And for all that they aggravated, annoyed, and infuriated the opposition during that stupefying 1986 ride (“Can you beat these assholes?” someone in the Phillies’ spring training 1987 complex scribbled across a team portrait of the 1986 Mets for incentive), there wasn’t one team in the league who would have said no way, Jose if they’d been asked whether they’d have let themselves become the same band of evil angels if it meant they’d have won it all. Just ask the 1993 Phillies, who almost did win it all.
Look, I probably had it worse than most watching that team, in New York and elsewhere. I’d been (and still am) a Met fan since the day they were born, and a Red Sox fan (and still am) since the 1967 pennant race. Would you like to see my drug bills from October 1986?
So the 1986 Mets were their decade’s version of the Gas House Gang. You think the Gas House Gang were unofficially blacklisted from the memories of St. Louis? You think Philadelphia has performed a memory dump on the Philthy Phillies of 1993? You think the Bronx has kept the 1977 Yankees in terminal Phantom Zone exile? It’s well past time for New York to pull its head out from between the wrong pair of cheeks and give the 1986 Mets their due. There’s no reason for New York to ignore their World Series silver anniversary in a town where there are more excuses for Yankee anniversaries (let someone learn when any Yankee legend played his first Yankee game with a hangover and some jerk would initiate an anniversary commemoration for it) than there are protesters in the Occupy Wall Street throngs.

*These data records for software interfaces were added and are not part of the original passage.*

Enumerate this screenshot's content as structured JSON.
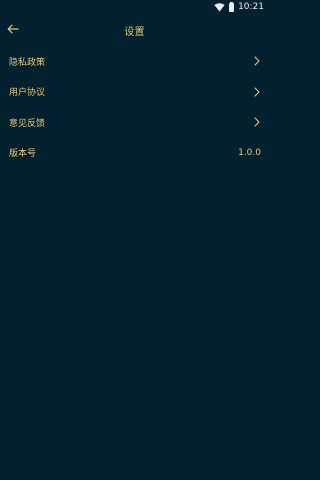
{
  "status_bar": {
    "time": "10:21",
    "wifi_icon": "wifi-icon",
    "battery_icon": "battery-icon"
  },
  "header": {
    "title": "设置",
    "back_icon": "arrow-left-icon"
  },
  "settings": {
    "items": [
      {
        "label": "隐私政策",
        "icon": "chevron-right-icon"
      },
      {
        "label": "用户协议",
        "icon": "chevron-right-icon"
      },
      {
        "label": "意见反馈",
        "icon": "chevron-right-icon"
      },
      {
        "label": "版本号",
        "value": "1.0.0"
      }
    ]
  },
  "colors": {
    "background": "#03202e",
    "accent": "#e7c867",
    "status_text": "#e9eef2"
  }
}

Yes, they were a great baseball team composed of flawed, sometimes self-destructive, sometimes tragic men, sometimes spectacularly so. (Name one team who ever celebrated an arduous league championship triumph by breaking an entire airplane.) But the key is in the first seven words of the preceding sentence: Yes, they were a great baseball team. The one thing they did harder than partying was playing baseball. Warts and otherwise, that is how the 1986 Mets deserve to be remembered. And, commemorated.